Ghent researchers Thomas Van Leeuwen (right) and Pieter De Frenne (left) win a Proof of Concept Grant. This allows them to bridge the gap between their groundbreaking research and the early stages of commercialization.
The European Research Council (ERC) has announced 66 new recipients of its Proof of Concept Grant scheme. Worth ¤150 000 each, their grants will be used to explore the commercial or societal potential of the results of their research projects. The winning projects have been selected out of 122 evaluated proposals. The new grants will be awarded to researchers working in 16 countries. In Belgium, four researchers are awarded, of which two at Ghent University: Thomas Van Leeuwen and Pieter De Frenne.
Discover the winning projects
Efficient genetic transformation of pests and disease vectors
Thomas Van Leeuwen aims to further develop an innovative method for the genetic transformation of difficult to transform arthropod species.
The genome editing technology, CRISPR/Cas9, has revolutionized functional genetic research, offering new tools in numerous scientific disciplines, ranging from human medicine to agriculture. Despite this success, the genome of many organisms remains very hard or even impossible to manipulate. For example, within the Chelicerata, the second largest group of terrestrial animals comprising ticks, mites, scorpions and spiders, genetic engineering was until recently impossible.
During the ERC consolidator grant POLYADAPT, an efficient gene editing system was discovered which allows to genetically transform the spider mite, Tetranychus urticae, a main crop pest, with unprecedented high efficiency. In the proof of concept grant CRISPART, the efficacy of the invention will be demonstrated on a wide range of difficult to transform arthropods. But also the optimal validation trajectory for the invention will be determined.
The availability of efficient genome editing tools will allow to develop more rapidly alternative ways to combat pests and disease vectors that threaten agricultural production and human health.
Microclimate data for everybody
Standard weather stations follow the guidelines of the World Meteorological Organisation that sensors should be installed well away from trees, above short grass. Hence, we know less about how the climate is changing in forests and other remote habitats. This is a problem because the majority of biodiversity across the globe occurs in the shade of trees. Policy makers and land managers urgently need open access to more microclimate data.
Within the MIRRA project, Pieter De Frenne and his colleagues develop an open access instrument with an associated online database. The overarching aim of MIRRA is to develop a simple self-assembly instrument for instantaneous, long-term and remote measurements of microclimate with optimized power usage and data transfer via cellular connectivity. All data become automatically available to everybody online, and MIRRA will thus substantially increase the availability of open access real-time forest microclimate data. As a proof-of-concept showcase, we will install the MIRRA system in forests spread across Europe.
More about the ERC
The ERC, set up by the European Union in 2007, is the premier European funding organisation for excellent frontier research.
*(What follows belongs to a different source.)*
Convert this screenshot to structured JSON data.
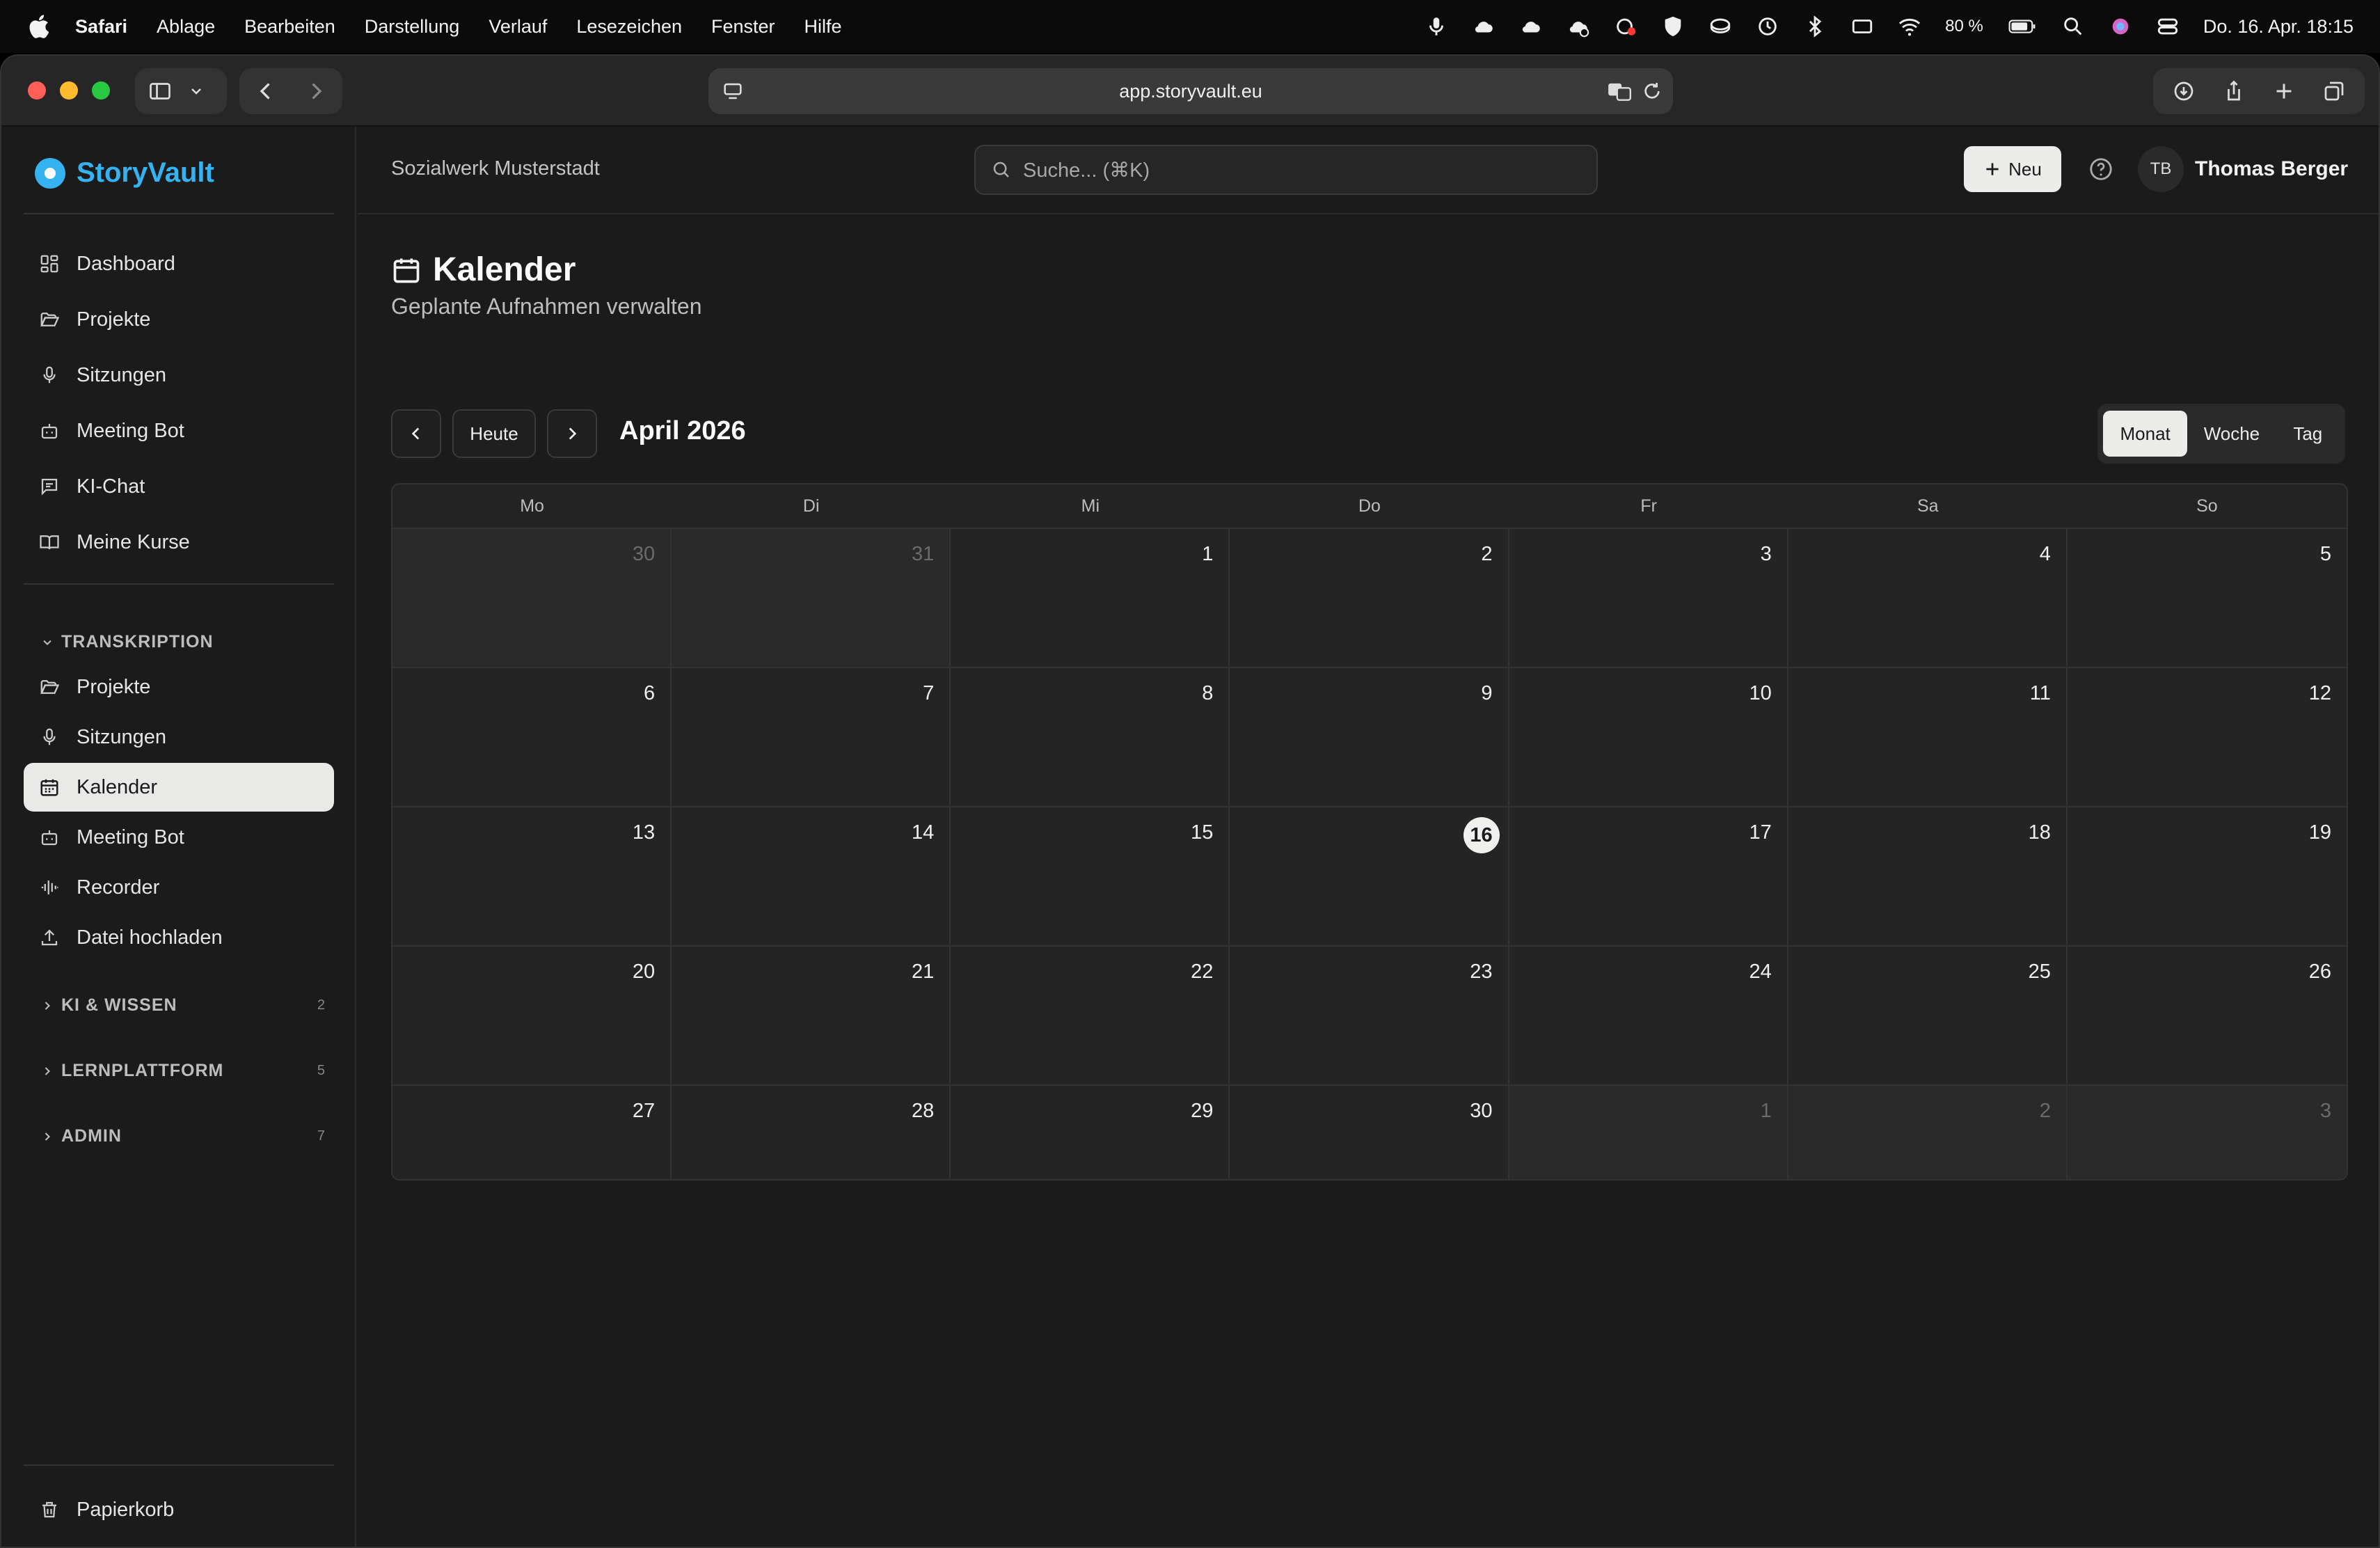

It funds creative researchers of any nationality and age, to run projects based across Europe. The ERC offers four core grant schemes: Starting Grants, Consolidator Grants, Advanced Grants and Synergy Grants. With its additional Proof of Concept Grant scheme, the ERC helps grantees to bridge the gap between their pioneering research and early phases of its commercialisation.
The ERC is led by an independent governing body, the Scientific Council, whereof VIB-UGent professor Dirk Inzé is a member. Since 1 November 2021, Maria Leptin is the President of the ERC. The overall ERC budget from 2021 to 2027 is more than ¤16 billion, as part of the Horizon Europe programme, under the responsibility of the European Commissioner for Innovation, Research, Culture, Education and Youth, Mariya Gabriel.
Researchers within and outside of Ghent University who wish to apply for an ERC Grant with our university as host institution, can contact the EU Team for advice and support.